#### Work instructions
Identify and pull out each line of the entries in which "true" occurs.

─── Data records ───

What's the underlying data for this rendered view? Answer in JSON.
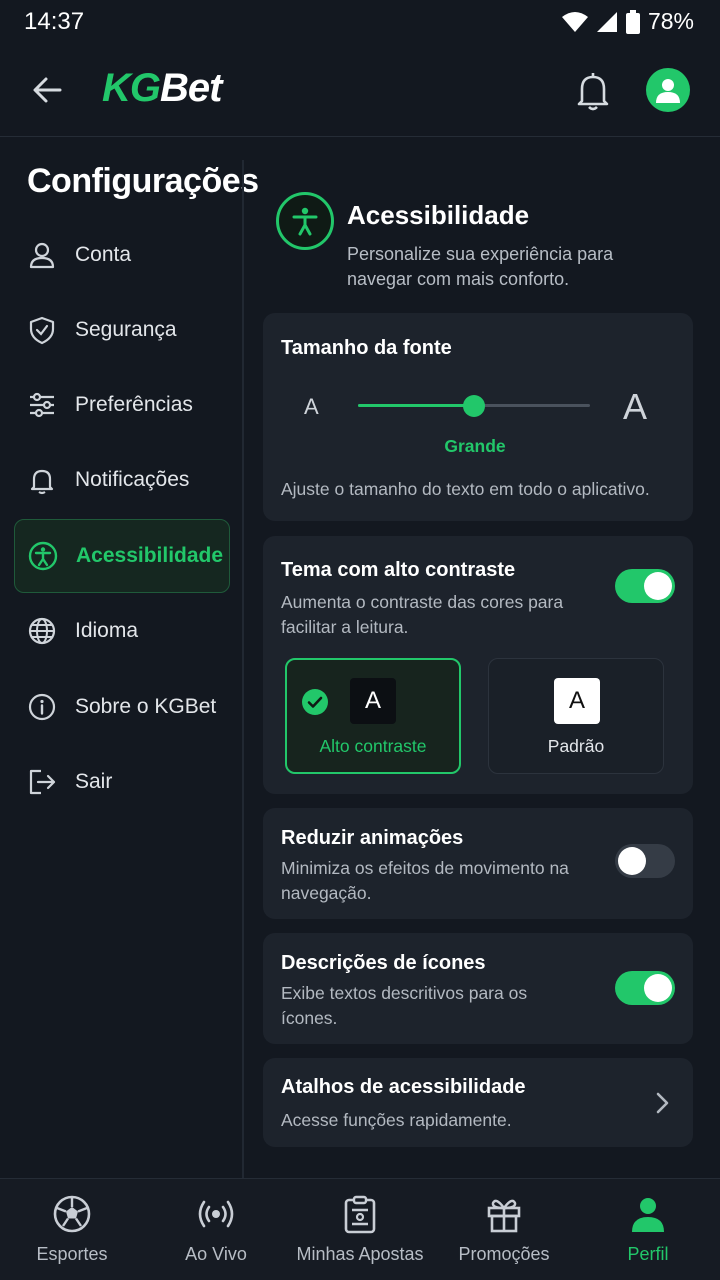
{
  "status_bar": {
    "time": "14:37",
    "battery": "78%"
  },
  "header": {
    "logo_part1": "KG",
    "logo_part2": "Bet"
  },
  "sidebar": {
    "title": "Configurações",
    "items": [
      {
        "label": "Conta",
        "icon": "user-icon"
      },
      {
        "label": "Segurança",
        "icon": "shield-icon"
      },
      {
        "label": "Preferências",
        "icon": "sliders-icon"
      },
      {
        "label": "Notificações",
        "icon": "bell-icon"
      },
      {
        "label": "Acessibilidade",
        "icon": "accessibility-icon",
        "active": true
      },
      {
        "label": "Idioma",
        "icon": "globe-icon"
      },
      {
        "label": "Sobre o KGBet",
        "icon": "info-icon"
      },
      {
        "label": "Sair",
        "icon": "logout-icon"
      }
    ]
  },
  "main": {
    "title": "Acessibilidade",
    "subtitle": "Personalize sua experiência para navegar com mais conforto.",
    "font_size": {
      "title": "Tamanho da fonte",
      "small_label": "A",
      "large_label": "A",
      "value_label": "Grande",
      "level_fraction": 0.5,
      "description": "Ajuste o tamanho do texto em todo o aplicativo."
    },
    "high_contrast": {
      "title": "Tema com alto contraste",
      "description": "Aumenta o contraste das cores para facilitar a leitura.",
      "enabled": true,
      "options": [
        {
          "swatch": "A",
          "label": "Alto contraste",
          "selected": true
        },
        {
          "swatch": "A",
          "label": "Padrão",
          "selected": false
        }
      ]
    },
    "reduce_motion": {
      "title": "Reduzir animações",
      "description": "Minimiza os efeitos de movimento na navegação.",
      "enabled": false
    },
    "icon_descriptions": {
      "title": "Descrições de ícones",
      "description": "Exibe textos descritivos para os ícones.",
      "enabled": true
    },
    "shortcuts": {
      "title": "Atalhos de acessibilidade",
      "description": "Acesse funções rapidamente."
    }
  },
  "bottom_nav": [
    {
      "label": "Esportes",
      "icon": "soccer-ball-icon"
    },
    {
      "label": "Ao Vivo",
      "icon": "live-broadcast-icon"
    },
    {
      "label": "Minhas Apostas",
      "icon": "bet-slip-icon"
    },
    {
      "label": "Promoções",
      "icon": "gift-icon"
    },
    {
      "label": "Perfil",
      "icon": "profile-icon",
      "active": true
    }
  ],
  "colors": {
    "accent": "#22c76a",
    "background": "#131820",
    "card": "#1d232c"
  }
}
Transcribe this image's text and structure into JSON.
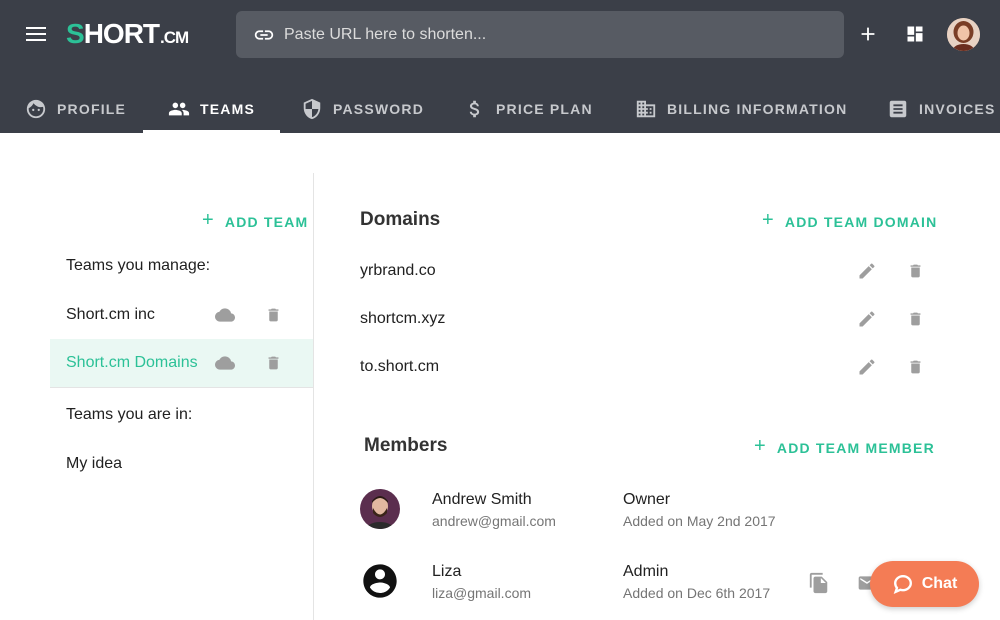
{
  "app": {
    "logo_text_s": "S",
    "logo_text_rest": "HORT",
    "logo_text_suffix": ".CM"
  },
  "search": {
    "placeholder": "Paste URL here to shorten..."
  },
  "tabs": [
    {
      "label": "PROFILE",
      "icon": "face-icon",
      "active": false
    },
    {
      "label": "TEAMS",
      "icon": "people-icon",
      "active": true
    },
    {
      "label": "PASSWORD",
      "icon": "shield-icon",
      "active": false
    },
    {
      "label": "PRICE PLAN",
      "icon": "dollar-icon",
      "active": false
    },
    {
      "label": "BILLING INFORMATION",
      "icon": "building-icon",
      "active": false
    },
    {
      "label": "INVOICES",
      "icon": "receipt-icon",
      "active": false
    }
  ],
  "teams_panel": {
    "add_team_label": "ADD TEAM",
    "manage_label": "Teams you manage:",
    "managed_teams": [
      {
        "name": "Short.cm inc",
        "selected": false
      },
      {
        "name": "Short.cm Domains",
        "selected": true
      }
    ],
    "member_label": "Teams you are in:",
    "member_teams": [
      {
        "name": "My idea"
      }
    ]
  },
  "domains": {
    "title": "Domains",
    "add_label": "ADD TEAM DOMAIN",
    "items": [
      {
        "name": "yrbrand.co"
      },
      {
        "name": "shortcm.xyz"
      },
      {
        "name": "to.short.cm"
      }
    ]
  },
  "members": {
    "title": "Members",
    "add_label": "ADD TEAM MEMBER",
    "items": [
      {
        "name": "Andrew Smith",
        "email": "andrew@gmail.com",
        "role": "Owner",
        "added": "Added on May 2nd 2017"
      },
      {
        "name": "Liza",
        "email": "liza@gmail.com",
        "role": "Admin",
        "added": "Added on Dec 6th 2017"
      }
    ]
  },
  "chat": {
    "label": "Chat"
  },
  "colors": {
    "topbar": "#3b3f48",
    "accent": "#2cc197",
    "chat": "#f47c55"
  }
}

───

#### Answer section
        "active": true
      "enabled": true,
          "selected": true
      "enabled": true
      "active": true
      "active": true
        "selected": true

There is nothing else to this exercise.